Security forces rushed to the scene after armed men attacked the office in Jalalabad, capital of eastern Nangarhar province, in the latest violence to hit the war-torn country as it gears up for a presidential election on September 28.
Terrified children at a nearby school climbed over walls to get further away from the fighting.
A provincial spokesperson, Ataullah Khogyani, said the blast had been carried out by a suicide bomber, and that security forces had rushed to the scene to rescue staff still inside the building.
Witnesses and an AFP reporter could hear gunshots immediately after the initial blast.
One of the centre’s employees, Haji Qudrat, told AFP of the moment one of the gunmen entered his office.
“After the explosion, we heard small gunfire in our corridor, then a man entered our office with a gun and started shooting,” he said from a hospital in Jalalabad, where he was receiving treatment for a wounded leg.

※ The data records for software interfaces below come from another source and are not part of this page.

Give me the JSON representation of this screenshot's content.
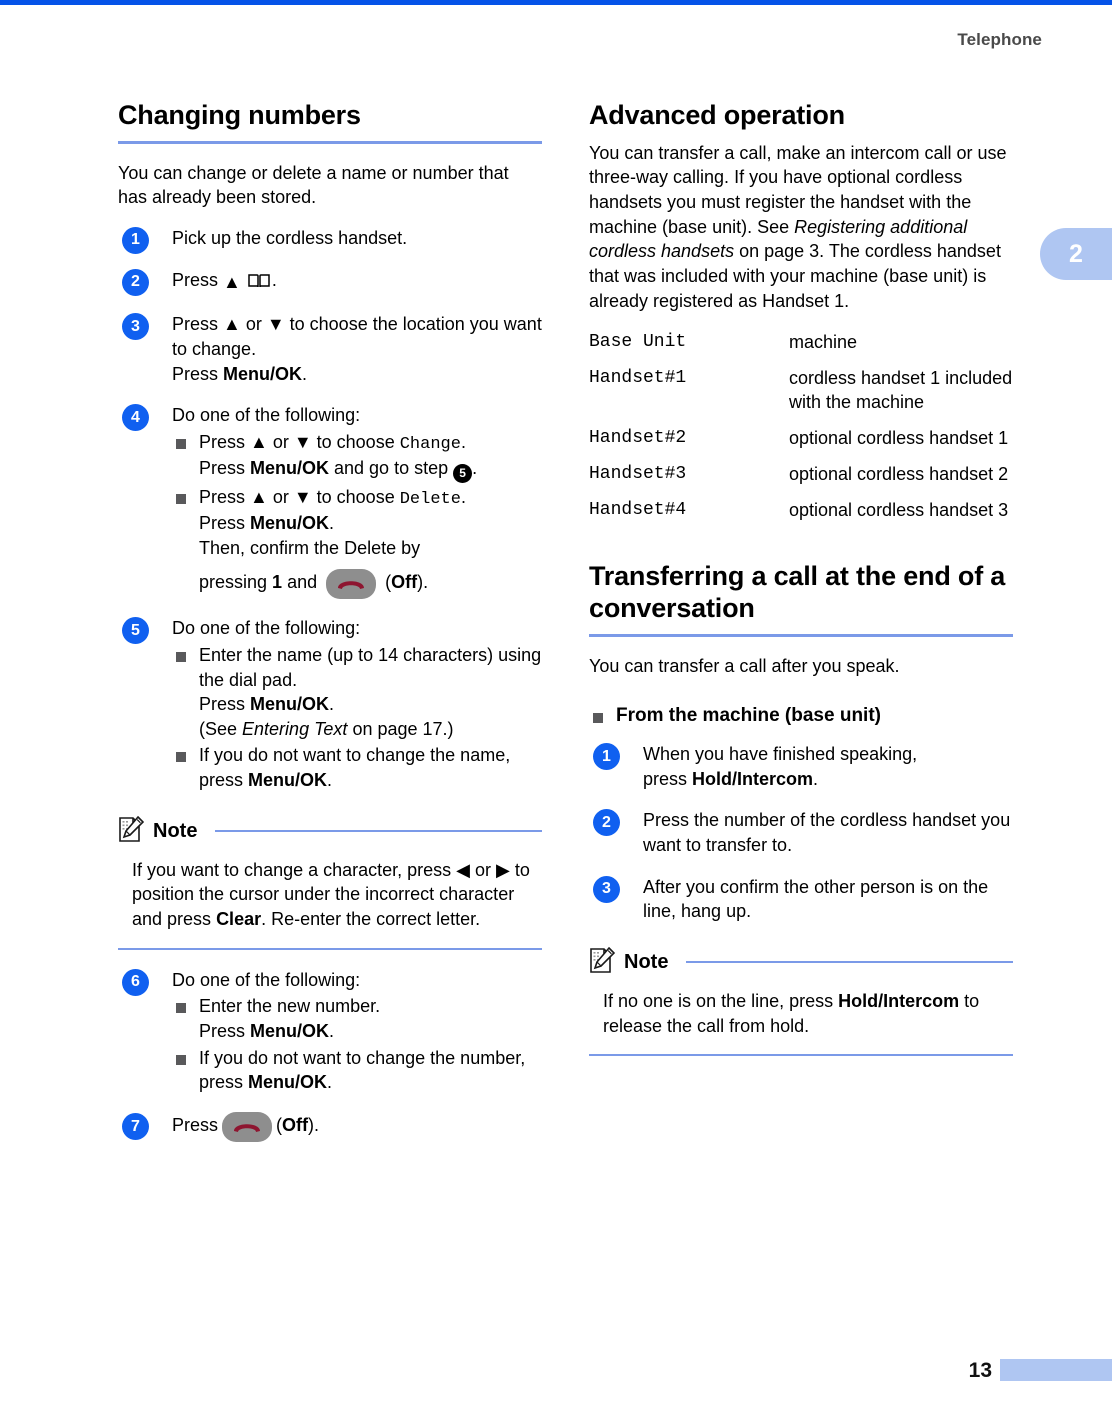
{
  "page": {
    "running_head": "Telephone",
    "chapter_tab": "2",
    "folio": "13",
    "accent_rule_color": "#7B9AE8",
    "top_bar_color": "#0553E8",
    "tab_color": "#AFC6F2",
    "step_circle_color": "#1060F0"
  },
  "left_column": {
    "heading": "Changing numbers",
    "intro": "You can change or delete a name or number that has already been stored.",
    "steps": [
      {
        "num": "1",
        "text": "Pick up the cordless handset."
      },
      {
        "num": "2",
        "text_before": "Press",
        "icon": "phonebook-book-icon",
        "text_after": "."
      },
      {
        "num": "3",
        "line1": "Press ▲ or ▼ to choose the location you want to change.",
        "line2_before": "Press ",
        "line2_bold": "Menu/OK",
        "line2_after": "."
      },
      {
        "num": "4",
        "lead": "Do one of the following:",
        "bullets": [
          {
            "l1_a": "Press ▲ or ▼ to choose ",
            "l1_mono": "Change",
            "l1_b": ".",
            "l2_a": "Press ",
            "l2_bold": "Menu/OK",
            "l2_b": " and go to step ",
            "l2_ref": "5",
            "l2_c": "."
          },
          {
            "l1_a": "Press ▲ or ▼ to choose ",
            "l1_mono": "Delete",
            "l1_b": ".",
            "l2_a": "Press ",
            "l2_bold": "Menu/OK",
            "l2_b": ".",
            "l3": "Then, confirm the Delete by",
            "l4_a": "pressing ",
            "l4_bold": "1",
            "l4_b": " and ",
            "l4_key": "off-key-icon",
            "l4_c": " (",
            "l4_bold2": "Off",
            "l4_d": ")."
          }
        ]
      },
      {
        "num": "5",
        "lead": "Do one of the following:",
        "bullets": [
          {
            "l1": "Enter the name (up to 14 characters) using the dial pad.",
            "l2_a": "Press ",
            "l2_bold": "Menu/OK",
            "l2_b": ".",
            "l3_a": "(See ",
            "l3_italic": "Entering Text",
            "l3_b": " on page 17.)"
          },
          {
            "l1_a": "If you do not want to change the name, press ",
            "l1_bold": "Menu/OK",
            "l1_b": "."
          }
        ]
      },
      {
        "num": "6",
        "lead": "Do one of the following:",
        "bullets": [
          {
            "l1": "Enter the new number.",
            "l2_a": "Press ",
            "l2_bold": "Menu/OK",
            "l2_b": "."
          },
          {
            "l1_a": "If you do not want to change the number, press ",
            "l1_bold": "Menu/OK",
            "l1_b": "."
          }
        ]
      },
      {
        "num": "7",
        "text_before": "Press",
        "key_icon": "off-key-icon",
        "text_mid": "(",
        "bold": "Off",
        "text_after": ")."
      }
    ],
    "note": {
      "title": "Note",
      "icon": "note-pencil-icon",
      "text_a": "If you want to change a character, press ◀ or ▶ to position the cursor under the incorrect character and press ",
      "text_bold": "Clear",
      "text_b": ". Re-enter the correct letter."
    }
  },
  "right_column": {
    "heading": "Advanced operation",
    "intro_a": "You can transfer a call, make an intercom call or use three-way calling. If you have optional cordless handsets you must register the handset with the machine (base unit). See ",
    "intro_italic": "Registering additional cordless handsets",
    "intro_b": " on page 3. The cordless handset that was included with your machine (base unit) is already registered as Handset 1.",
    "table": {
      "rows": [
        {
          "term": "Base Unit",
          "definition": "machine"
        },
        {
          "term": "Handset#1",
          "definition": "cordless handset 1 included with the machine"
        },
        {
          "term": "Handset#2",
          "definition": "optional cordless handset 1"
        },
        {
          "term": "Handset#3",
          "definition": "optional cordless handset 2"
        },
        {
          "term": "Handset#4",
          "definition": "optional cordless handset 3"
        }
      ]
    },
    "heading2": "Transferring a call at the end of a conversation",
    "intro2": "You can transfer a call after you speak.",
    "subheading": "From the machine (base unit)",
    "steps": [
      {
        "num": "1",
        "l1": "When you have finished speaking,",
        "l2_a": "press ",
        "l2_bold": "Hold/Intercom",
        "l2_b": "."
      },
      {
        "num": "2",
        "text": "Press the number of the cordless handset you want to transfer to."
      },
      {
        "num": "3",
        "text": "After you confirm the other person is on the line, hang up."
      }
    ],
    "note": {
      "title": "Note",
      "icon": "note-pencil-icon",
      "text_a": "If no one is on the line, press ",
      "text_bold": "Hold/Intercom",
      "text_b": " to release the call from hold."
    }
  }
}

“I jumped out the window. Some of our friends are either killed or wounded.”
Qudrat said there had been around 200 people inside the centre when the bomber detonated, 80 being employees, and the rest people waiting to receive their national electronic identity cards, or “tazkiras”.
“I was in class when I heard a big explosion followed by intense gunfire,” said Mohammad Ullah, a teacher at a nearby school.

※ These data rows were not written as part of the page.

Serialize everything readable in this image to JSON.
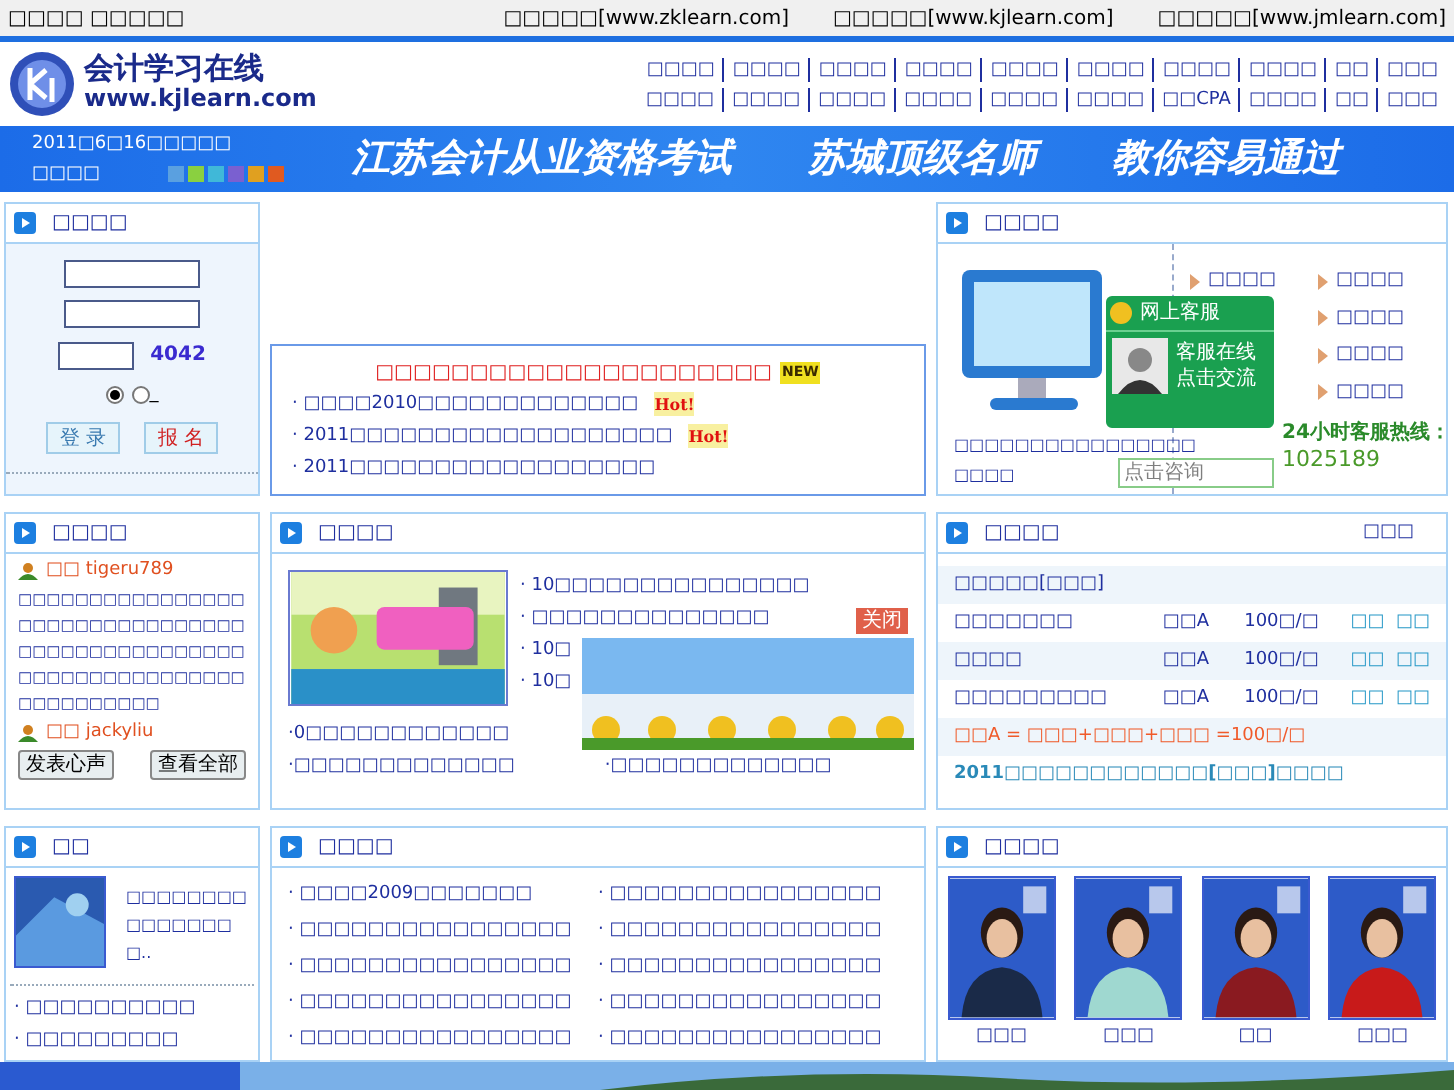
{
  "top_bar": {
    "left": "□□□□ □□□□□",
    "links": [
      "□□□□□[www.zklearn.com]",
      "□□□□□[www.kjlearn.com]",
      "□□□□□[www.jmlearn.com]"
    ]
  },
  "logo": {
    "name": "会计学习在线",
    "url": "www.kjlearn.com"
  },
  "nav": [
    [
      "□□□□",
      "□□□□",
      "□□□□",
      "□□□□",
      "□□□□",
      "□□□□",
      "□□□□",
      "□□□□",
      "□□",
      "□□□"
    ],
    [
      "□□□□",
      "□□□□",
      "□□□□",
      "□□□□",
      "□□□□",
      "□□□□",
      "□□CPA",
      "□□□□",
      "□□",
      "□□□"
    ]
  ],
  "banner": {
    "date": "2011□6□16□□□□□",
    "label": "□□□□",
    "slogan": [
      "江苏会计从业资格考试",
      "苏城顶级名师",
      "教你容易通过"
    ]
  },
  "login": {
    "title": "□□□□",
    "captcha": "4042",
    "roles": [
      {
        "selected": true
      },
      {
        "label": "_",
        "selected": false
      }
    ],
    "buttons": [
      "登 录",
      "报 名"
    ]
  },
  "notice": {
    "title": "□□□□□□□□□□□□□□□□□□□□□",
    "badge": "NEW",
    "items": [
      {
        "text": "· □□□□2010□□□□□□□□□□□□□",
        "badge": "Hot!"
      },
      {
        "text": "· 2011□□□□□□□□□□□□□□□□□□□",
        "badge": "Hot!"
      },
      {
        "text": "· 2011□□□□□□□□□□□□□□□□□□"
      }
    ]
  },
  "service": {
    "title": "□□□□",
    "links": [
      "□□□□",
      "□□□□",
      "□□□□",
      "□□□□",
      "□□□□"
    ],
    "caption": [
      "□□□□□□□□□□□□□□□□",
      "□□□□"
    ],
    "widget": {
      "title": "网上客服",
      "lines": [
        "客服在线",
        "点击交流"
      ],
      "placeholder": "点击咨询"
    },
    "hotline_label": "24小时客服热线：",
    "hotline": "1025189"
  },
  "messages": {
    "title": "□□□□",
    "posts": [
      {
        "user": "□□ tigeru789",
        "text": "□□□□□□□□□□□□□□□□□□□□□□□□□□□□□□□□□□□□□□□□□□□□□□□□□□□□□□□□□□□□□□□□□□□□□□□□□□"
      },
      {
        "user": "□□ jackyliu"
      }
    ],
    "buttons": [
      "发表心声",
      "查看全部"
    ]
  },
  "news": {
    "title": "□□□□",
    "items": [
      "· 10□□□□□□□□□□□□□□□",
      "· □□□□□□□□□□□□□□",
      "· 10□",
      "· 10□"
    ],
    "bottom": [
      "·0□□□□□□□□□□□□",
      "·□□□□□□□□□□□□□",
      "·□□□□□□□□□□□□□"
    ],
    "close": "关闭"
  },
  "prices": {
    "title": "□□□□",
    "header": "□□□",
    "rows": [
      {
        "kind": "heading",
        "cells": [
          "□□□□□[□□□]"
        ]
      },
      {
        "kind": "item",
        "cells": [
          "□□□□□□□",
          "□□A",
          "100□/□",
          "□□",
          "□□"
        ]
      },
      {
        "kind": "item",
        "cells": [
          "□□□□",
          "□□A",
          "100□/□",
          "□□",
          "□□"
        ]
      },
      {
        "kind": "item",
        "cells": [
          "□□□□□□□□□",
          "□□A",
          "100□/□",
          "□□",
          "□□"
        ]
      },
      {
        "kind": "formula",
        "cells": [
          "□□A = □□□+□□□+□□□ =100□/□"
        ]
      },
      {
        "kind": "notice",
        "cells": [
          "2011□□□□□□□□□□□□[□□□]□□□□"
        ]
      }
    ]
  },
  "guide": {
    "title": "□□",
    "text": "□□□□□□□□□□□□□□□□..",
    "items": [
      "· □□□□□□□□□□",
      "· □□□□□□□□□"
    ]
  },
  "articles": {
    "title": "□□□□",
    "items": [
      "· □□□□2009□□□□□□□",
      "· □□□□□□□□□□□□□□□□",
      "· □□□□□□□□□□□□□□□□",
      "· □□□□□□□□□□□□□□□□",
      "· □□□□□□□□□□□□□□□□",
      "· □□□□□□□□□□□□□□□□",
      "· □□□□□□□□□□□□□□□□",
      "· □□□□□□□□□□□□□□□□",
      "· □□□□□□□□□□□□□□□□",
      "· □□□□□□□□□□□□□□□□"
    ]
  },
  "teachers": {
    "title": "□□□□",
    "people": [
      {
        "name": "□□□"
      },
      {
        "name": "□□□"
      },
      {
        "name": "□□"
      },
      {
        "name": "□□□"
      }
    ]
  }
}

“The kids started crying so we had to vacate the school. We jumped over the walls to take the students to a safer place,” he told AFP.
No group immediately claimed the attack. Both the Taliban and the Islamic State group are active in Nangarhar, which borders Pakistan.

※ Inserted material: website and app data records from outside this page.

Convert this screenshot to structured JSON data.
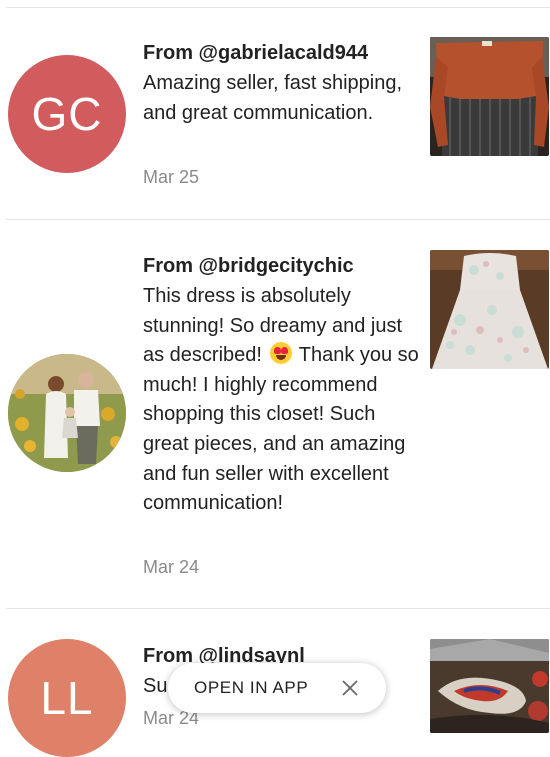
{
  "reviews": [
    {
      "from": "From @gabrielacald944",
      "initials": "GC",
      "avatar_color": "#d25b5e",
      "text": "Amazing seller, fast shipping, and great communication.",
      "date": "Mar 25",
      "thumbnail": "orange-top-photo"
    },
    {
      "from": "From @bridgecitychic",
      "text_before_emoji": "This dress is absolutely stunning! So dreamy and just as described!",
      "emoji": "heart-eyes-emoji",
      "text_after_emoji": "Thank you so much! I highly recommend shopping this closet! Such great pieces, and an amazing and fun seller with excellent communication!",
      "date": "Mar 24",
      "thumbnail": "floral-dress-photo"
    },
    {
      "from": "From @lindsaynl",
      "initials": "LL",
      "avatar_color": "#de8168",
      "text_partial": "Su",
      "date": "Mar 24",
      "thumbnail": "beaded-item-photo"
    }
  ],
  "app_banner": {
    "label": "OPEN IN APP",
    "close_icon": "close-icon"
  }
}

The assault came a day after the Taliban killed nearly 50 people and wounded dozens more in two separate attacks – one near a campaign rally for President Ashraf Ghani in the central province of Parwan, and one in Kabul.
The militants have vowed to disrupt the upcoming presidential election, scheduled for September 28, in which President Ashraf Ghani is taking on his own Chief Executive, Abdullah Abdullah, and more than a dozen other candidates.
The winner is hoping for a mandate to negotiate with the Taliban for a lasting peace in the country suffering from decades of violence.
But the insurgents want to undermine the legitimacy of the process and keep the president weak.
Taliban spokesperson Zabihullah Mujahid said in a statement released after Tuesday’s blasts: “We already warned people not to attend election rallies. If they suffer any losses that is their own responsibility.”
They have also promised more violence after US President Donald Trump called off talks earlier this month seeking a deal that would have allowed Washington to begin withdrawing troops from Afghanistan, the site of America’s longest war.
But the militants have also repeatedly voiced their belief that the US will eventually have to return to the table for more negotiations.
Chief negotiator Sher Mohammad Abbas Stanikzai reiterated that stance in an interview with the BBC hours after Tuesday’s attacks, stating “our doors are open for negotiations”.
He also defended Taliban violence during the months of talks, arguing that the Americans had also admitted to killing thousands of Taliban during the discussions.